Problem:
Please find every line in the records below that contains the word "username", and copy it.

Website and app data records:
+---+

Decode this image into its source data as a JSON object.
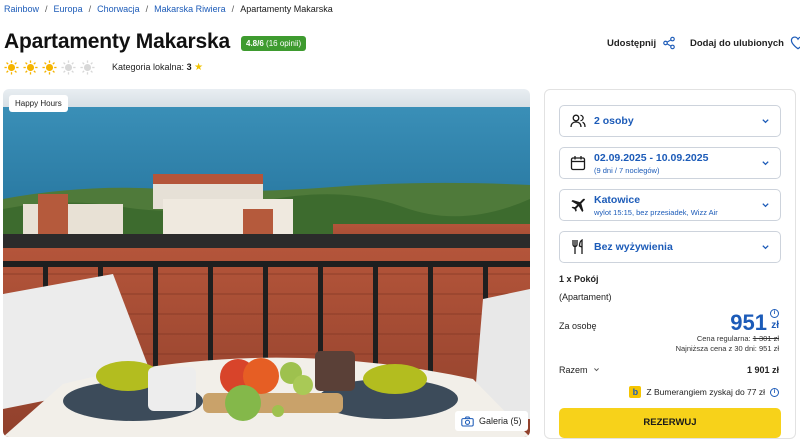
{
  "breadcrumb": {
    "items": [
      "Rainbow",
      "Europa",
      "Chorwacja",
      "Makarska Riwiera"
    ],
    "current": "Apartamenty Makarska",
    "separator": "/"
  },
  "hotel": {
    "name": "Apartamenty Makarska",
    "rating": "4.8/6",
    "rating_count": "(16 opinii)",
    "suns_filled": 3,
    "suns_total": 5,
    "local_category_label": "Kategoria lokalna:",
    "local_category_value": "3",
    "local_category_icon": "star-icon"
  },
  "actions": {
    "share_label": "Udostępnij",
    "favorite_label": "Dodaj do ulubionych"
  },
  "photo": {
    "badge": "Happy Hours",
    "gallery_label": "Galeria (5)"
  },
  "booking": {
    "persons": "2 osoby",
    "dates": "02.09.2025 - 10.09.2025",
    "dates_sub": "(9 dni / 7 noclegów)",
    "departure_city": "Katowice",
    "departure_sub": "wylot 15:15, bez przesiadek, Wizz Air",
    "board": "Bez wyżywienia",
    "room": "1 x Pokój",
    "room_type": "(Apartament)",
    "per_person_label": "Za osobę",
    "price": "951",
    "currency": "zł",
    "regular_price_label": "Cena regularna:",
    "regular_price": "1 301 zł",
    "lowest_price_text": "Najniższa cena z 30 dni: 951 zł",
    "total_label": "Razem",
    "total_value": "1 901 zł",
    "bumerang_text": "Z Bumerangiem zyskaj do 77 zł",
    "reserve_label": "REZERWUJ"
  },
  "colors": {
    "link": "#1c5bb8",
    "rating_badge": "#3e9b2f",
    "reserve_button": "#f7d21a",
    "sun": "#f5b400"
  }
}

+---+

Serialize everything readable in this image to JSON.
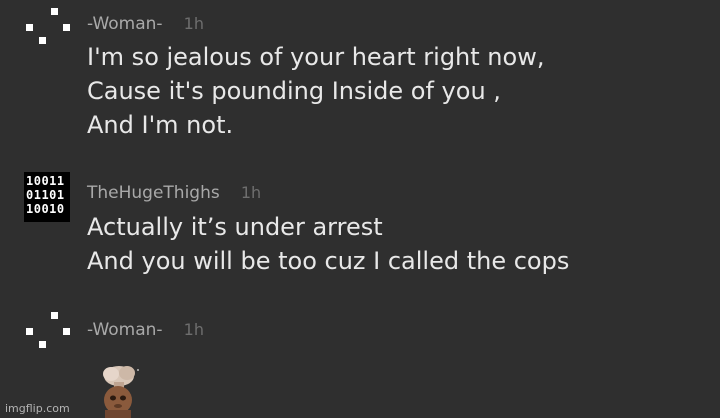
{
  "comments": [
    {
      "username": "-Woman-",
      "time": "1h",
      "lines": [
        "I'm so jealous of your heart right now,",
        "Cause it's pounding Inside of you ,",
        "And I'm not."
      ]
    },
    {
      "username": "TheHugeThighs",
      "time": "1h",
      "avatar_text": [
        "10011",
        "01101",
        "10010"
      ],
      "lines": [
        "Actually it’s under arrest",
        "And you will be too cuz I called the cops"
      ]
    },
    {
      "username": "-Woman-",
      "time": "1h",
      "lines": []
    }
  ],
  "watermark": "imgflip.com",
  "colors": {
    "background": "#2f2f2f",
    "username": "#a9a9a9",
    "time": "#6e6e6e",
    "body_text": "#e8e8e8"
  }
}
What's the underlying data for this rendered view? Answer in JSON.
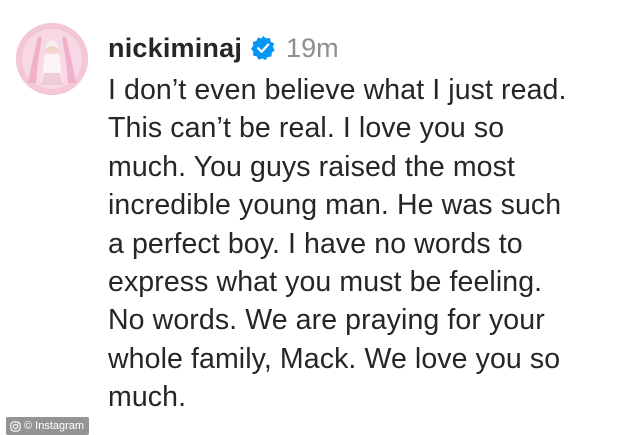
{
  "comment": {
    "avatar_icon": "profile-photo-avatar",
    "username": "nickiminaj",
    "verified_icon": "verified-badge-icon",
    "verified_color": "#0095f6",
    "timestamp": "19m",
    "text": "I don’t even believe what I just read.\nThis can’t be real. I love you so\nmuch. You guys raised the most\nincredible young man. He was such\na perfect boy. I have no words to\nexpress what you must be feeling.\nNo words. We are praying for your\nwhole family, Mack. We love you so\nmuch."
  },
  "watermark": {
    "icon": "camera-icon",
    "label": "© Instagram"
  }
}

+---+

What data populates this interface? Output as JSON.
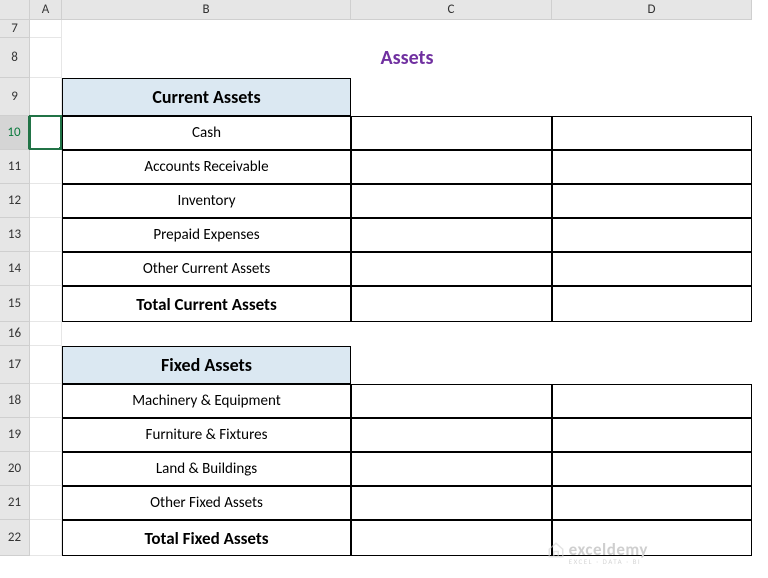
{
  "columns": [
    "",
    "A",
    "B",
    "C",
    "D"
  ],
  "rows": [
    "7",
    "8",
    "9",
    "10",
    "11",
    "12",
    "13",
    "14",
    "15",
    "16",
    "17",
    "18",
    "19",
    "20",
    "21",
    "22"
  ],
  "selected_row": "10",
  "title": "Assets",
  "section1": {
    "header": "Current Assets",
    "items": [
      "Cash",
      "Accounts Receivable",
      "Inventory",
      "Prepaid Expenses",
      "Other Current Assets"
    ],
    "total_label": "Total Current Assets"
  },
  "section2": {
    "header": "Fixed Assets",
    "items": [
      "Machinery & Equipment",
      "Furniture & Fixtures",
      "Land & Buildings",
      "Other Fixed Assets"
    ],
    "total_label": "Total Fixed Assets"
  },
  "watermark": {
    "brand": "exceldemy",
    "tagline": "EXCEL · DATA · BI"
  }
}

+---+

Completed task:
      "username": "-Woman-",
      "username": "TheHugeThighs",
      "username": "-Woman-",
    "username": "#a9a9a9",
    "username": "nickiminaj",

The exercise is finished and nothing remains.